If the underlying cause of the fluid can be identified and corrected, the abdominal fluid may be partially reabsorbed back into the bloodstream. In cases of hemorrhage, as many as 50 percent of the red blood cells can go back into the circulation.
Feline Abdominal Fluid Classifications
Clinical pathologists often classify the fluid into one of three major categories: exudate, transudate or modified transudate, based on the amount of protein and cells in the fluid. Most samples end up being modified transudates, but because there is a lot of overlap between categories, most practitioners don’t find this classification very useful.

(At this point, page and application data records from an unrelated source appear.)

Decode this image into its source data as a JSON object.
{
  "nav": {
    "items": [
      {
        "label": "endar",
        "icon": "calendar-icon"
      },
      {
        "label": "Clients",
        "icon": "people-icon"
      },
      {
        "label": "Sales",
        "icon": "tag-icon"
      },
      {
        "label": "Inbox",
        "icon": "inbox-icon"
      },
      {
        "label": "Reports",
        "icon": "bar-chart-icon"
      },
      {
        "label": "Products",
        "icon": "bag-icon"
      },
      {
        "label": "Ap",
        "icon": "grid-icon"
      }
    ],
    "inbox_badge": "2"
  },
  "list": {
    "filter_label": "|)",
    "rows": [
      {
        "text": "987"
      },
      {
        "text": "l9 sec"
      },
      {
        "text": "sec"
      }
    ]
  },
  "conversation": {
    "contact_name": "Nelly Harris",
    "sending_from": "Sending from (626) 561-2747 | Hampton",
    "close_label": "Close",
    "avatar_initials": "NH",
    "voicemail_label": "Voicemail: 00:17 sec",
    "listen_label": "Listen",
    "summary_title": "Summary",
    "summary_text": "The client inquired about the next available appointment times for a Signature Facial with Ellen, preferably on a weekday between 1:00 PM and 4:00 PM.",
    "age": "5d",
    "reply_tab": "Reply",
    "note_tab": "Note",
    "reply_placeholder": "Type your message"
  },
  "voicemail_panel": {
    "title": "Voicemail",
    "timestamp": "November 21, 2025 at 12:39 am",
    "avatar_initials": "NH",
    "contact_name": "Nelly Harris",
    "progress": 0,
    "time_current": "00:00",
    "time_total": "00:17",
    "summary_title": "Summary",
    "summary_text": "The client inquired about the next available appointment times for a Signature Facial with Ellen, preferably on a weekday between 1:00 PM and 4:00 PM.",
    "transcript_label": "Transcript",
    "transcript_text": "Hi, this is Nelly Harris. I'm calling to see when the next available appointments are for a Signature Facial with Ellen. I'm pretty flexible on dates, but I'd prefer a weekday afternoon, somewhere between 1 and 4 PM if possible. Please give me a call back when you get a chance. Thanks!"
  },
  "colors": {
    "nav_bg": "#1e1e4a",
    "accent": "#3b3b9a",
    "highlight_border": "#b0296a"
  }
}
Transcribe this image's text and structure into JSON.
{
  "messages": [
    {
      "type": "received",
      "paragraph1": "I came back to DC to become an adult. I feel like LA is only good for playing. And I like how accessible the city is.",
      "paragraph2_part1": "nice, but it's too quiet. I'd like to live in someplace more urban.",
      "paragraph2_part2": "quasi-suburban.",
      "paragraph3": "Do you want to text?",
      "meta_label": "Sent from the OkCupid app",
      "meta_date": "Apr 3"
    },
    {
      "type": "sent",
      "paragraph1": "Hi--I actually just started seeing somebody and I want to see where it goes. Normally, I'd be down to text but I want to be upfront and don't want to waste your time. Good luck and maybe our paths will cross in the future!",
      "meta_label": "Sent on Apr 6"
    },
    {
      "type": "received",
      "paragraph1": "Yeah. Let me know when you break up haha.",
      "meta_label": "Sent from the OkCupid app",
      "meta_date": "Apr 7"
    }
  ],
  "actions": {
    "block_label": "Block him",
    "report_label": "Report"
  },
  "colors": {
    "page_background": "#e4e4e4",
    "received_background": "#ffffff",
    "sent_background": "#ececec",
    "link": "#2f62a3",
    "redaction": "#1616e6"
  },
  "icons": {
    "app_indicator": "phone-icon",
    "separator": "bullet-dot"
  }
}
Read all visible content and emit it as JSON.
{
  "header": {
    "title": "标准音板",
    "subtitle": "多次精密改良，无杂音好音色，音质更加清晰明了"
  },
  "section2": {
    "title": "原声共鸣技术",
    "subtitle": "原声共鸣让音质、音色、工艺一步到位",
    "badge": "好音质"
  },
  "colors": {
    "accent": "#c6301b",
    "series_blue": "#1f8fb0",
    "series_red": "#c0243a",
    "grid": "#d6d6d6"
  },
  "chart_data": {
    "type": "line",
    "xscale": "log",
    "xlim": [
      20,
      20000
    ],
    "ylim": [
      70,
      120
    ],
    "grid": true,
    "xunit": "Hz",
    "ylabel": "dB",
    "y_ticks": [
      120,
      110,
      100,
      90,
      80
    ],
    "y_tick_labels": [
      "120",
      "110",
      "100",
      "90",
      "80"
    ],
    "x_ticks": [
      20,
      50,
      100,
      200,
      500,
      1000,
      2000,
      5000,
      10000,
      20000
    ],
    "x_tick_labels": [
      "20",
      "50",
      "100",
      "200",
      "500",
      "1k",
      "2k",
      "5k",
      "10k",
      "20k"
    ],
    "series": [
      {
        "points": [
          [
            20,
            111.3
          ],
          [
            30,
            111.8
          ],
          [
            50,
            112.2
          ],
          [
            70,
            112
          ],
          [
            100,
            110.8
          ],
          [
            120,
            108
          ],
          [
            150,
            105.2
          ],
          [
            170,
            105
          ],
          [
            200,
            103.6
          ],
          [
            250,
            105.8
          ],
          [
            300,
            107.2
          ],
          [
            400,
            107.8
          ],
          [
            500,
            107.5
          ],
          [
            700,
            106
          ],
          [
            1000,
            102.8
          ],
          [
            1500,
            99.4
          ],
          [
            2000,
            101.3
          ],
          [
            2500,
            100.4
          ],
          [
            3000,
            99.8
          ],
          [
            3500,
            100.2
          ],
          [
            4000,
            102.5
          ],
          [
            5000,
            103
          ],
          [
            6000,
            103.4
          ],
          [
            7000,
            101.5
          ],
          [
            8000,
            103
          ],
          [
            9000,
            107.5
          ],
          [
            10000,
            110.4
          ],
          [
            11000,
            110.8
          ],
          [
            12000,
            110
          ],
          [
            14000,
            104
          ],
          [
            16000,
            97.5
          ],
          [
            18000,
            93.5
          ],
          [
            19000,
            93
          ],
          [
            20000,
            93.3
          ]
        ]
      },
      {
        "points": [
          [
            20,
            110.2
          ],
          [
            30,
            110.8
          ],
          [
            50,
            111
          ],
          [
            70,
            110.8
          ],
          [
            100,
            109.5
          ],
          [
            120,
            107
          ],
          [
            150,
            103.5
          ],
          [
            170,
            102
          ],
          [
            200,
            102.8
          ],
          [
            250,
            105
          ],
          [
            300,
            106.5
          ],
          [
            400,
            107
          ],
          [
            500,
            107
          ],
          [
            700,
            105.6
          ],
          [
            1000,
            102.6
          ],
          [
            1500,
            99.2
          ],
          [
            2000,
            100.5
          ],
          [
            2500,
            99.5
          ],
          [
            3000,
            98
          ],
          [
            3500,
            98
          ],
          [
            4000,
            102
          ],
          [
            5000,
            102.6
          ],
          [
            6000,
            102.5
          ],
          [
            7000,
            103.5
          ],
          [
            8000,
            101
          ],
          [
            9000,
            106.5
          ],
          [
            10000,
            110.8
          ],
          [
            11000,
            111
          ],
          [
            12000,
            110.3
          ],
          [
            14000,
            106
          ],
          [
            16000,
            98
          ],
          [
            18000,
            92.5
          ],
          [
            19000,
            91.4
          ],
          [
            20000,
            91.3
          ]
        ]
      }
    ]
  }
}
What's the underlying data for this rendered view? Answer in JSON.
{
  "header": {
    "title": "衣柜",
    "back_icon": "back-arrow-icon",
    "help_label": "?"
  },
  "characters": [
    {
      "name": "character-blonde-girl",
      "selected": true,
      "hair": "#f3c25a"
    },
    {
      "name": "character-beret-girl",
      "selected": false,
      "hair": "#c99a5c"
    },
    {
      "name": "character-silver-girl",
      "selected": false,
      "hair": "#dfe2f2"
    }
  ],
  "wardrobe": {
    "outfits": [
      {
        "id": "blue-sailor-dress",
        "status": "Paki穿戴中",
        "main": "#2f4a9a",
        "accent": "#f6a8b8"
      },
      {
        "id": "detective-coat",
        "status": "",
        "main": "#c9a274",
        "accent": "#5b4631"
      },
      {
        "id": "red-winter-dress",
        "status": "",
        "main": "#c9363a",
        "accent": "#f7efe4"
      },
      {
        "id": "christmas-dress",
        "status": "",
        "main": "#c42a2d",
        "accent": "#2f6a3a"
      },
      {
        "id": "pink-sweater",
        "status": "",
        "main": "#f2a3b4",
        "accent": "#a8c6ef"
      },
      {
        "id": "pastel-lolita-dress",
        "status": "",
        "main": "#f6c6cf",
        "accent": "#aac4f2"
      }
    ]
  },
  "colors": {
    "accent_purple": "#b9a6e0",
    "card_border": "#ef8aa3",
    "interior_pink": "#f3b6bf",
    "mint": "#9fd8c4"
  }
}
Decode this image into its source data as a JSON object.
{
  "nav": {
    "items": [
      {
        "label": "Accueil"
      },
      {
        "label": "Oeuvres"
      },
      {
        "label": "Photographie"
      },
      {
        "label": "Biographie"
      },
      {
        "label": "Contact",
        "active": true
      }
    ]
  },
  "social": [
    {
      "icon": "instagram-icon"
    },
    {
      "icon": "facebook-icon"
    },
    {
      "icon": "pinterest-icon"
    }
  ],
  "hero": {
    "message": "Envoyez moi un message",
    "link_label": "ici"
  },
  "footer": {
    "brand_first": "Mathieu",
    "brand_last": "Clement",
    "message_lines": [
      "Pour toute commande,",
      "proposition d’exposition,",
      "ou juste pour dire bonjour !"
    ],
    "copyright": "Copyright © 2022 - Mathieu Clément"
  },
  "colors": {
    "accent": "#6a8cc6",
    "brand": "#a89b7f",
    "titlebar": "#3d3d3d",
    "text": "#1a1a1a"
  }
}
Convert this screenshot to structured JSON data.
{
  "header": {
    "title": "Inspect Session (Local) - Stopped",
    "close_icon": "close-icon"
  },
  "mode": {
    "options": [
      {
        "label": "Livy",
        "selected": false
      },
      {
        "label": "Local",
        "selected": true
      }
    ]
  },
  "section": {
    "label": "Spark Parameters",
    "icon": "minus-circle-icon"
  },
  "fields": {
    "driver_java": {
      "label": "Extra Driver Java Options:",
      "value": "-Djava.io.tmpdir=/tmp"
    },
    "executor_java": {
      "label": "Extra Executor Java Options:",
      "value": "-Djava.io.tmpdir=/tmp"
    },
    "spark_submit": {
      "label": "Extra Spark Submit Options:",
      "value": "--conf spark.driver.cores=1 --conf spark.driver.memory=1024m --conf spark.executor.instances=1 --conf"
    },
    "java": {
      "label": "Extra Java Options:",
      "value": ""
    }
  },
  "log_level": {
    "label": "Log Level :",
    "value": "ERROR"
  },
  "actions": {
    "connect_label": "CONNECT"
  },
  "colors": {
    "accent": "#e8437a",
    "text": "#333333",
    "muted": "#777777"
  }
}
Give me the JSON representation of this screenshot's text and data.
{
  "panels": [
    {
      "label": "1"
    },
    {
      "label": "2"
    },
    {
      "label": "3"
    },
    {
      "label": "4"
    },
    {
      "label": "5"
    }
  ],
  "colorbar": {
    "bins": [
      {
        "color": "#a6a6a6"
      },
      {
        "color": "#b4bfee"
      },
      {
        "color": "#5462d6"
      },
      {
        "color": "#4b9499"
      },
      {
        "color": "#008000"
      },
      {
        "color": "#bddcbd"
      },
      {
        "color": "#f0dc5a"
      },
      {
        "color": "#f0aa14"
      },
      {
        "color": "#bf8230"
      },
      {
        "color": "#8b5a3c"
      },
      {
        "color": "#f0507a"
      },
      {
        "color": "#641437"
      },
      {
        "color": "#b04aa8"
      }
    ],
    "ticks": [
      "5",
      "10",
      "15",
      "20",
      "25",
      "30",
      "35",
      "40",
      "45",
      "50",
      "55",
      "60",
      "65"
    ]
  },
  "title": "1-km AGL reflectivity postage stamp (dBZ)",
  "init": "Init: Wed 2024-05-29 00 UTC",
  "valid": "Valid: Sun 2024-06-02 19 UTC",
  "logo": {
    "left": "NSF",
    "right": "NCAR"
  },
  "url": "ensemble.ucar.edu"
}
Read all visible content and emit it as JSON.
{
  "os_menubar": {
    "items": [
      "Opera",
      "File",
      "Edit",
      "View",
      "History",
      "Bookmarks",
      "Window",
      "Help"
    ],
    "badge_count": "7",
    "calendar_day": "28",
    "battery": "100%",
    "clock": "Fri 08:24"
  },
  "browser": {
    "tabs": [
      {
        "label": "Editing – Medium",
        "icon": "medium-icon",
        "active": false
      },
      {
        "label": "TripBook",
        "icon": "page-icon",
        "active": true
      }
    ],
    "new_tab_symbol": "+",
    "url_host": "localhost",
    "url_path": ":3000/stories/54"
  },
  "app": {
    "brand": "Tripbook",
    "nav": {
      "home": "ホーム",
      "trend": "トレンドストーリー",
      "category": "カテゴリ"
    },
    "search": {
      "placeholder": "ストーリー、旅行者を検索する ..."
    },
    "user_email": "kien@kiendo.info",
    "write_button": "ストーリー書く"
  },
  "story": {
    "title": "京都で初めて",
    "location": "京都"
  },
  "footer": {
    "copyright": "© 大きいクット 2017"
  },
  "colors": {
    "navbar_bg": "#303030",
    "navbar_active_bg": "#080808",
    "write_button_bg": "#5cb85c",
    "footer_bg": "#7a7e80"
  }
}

A more practical classification attributes the ascites to one of seven disease categories: cardiac, cancer, liver, feline infectious peritonitis (FIP), kidney, urinary tract trauma and peritonitis (inflammation of the lining of the abdomen).As compared to dogs, heart disease isn’t a major cause of ascites in cats. Prior to 1987, heart disease was a significant cause of ascites in cats, mainly due to the disease dilated cardiomyopathy (DCM), which was fairly prevalent. Once it was discovered that a deficiency in the amino acid taurine was the primary cause of feline DCM, pet food manufacturers corrected the deficiency in the food and the incidence of DCM dropped dramatically.
Ascites Are Often A Sign of Disease
Sadly, cancer is a common cause of abdominal effusion in cats, and is more common as cats get older. In most cases, the initial tumor is a carcinoma, typically involving the gastrointestinal tract or pancreas. If the tumor metastasizes throughout the entire abdomen — a condition called carcinomatosis — it often leads to ascites.
Feline infectious peritonitis (FIP) is a terrible viral disease that commonly causes abdominal fluid accumulation. Cats of any age are susceptible, although young cats are more commonly affected. Although extensive research into therapy for FIP is currently underway, FIP is still not treatable and cats invariably succumb to the disorder.
Severe liver disease can also cause ascites in cats. The liver produces albumin, a protein that is important in helping maintain fluid within the circulation. If the liver is very diseased, it may produce inadequate amounts of albumin, resulting in hypoproteinemia, a reduced level of protein in the blood. Unfortunately, this can lead to ascites.
Additionally, pancreatitis is a common cause of ascites in cats. In acute, severe cases of pancreatitis, fluid leaks through the vessels within the inflamed pancreas into the abdominal cavity. Pancreatitis used to be difficult to diagnose in cats, but improved ultrasound equipment and the development of a blood test called the fPLI test has made diagnosis easier.
Managing Your Cat's Ascites
Unfortunately, ascites often occurs at the end stages of disorders that cannot be cured. At that point, the focus of treatment involves trying to manage the ascites rather than resolve it. Medical management of the underlying condition — such as heart or liver failure — may decrease the amount of ascites present and reduce the formation of additional fluid. In most instances, however, medication stabilizes the underlying disease, but will have minimal effect on the abdominal effusion. In these cases, fluid can be removed from the abdomen periodically, relieving the discomfort of a distended abdomen.
Sadly, the disorders that cause ascites in cats tend to be ominous, and the prognosis is usually guarded or poor. Owners who think their cat might have a distended or enlarging abdomen should seek veterinary advice immediately, as early detection and prompt diagnosis may lead to a better outcome.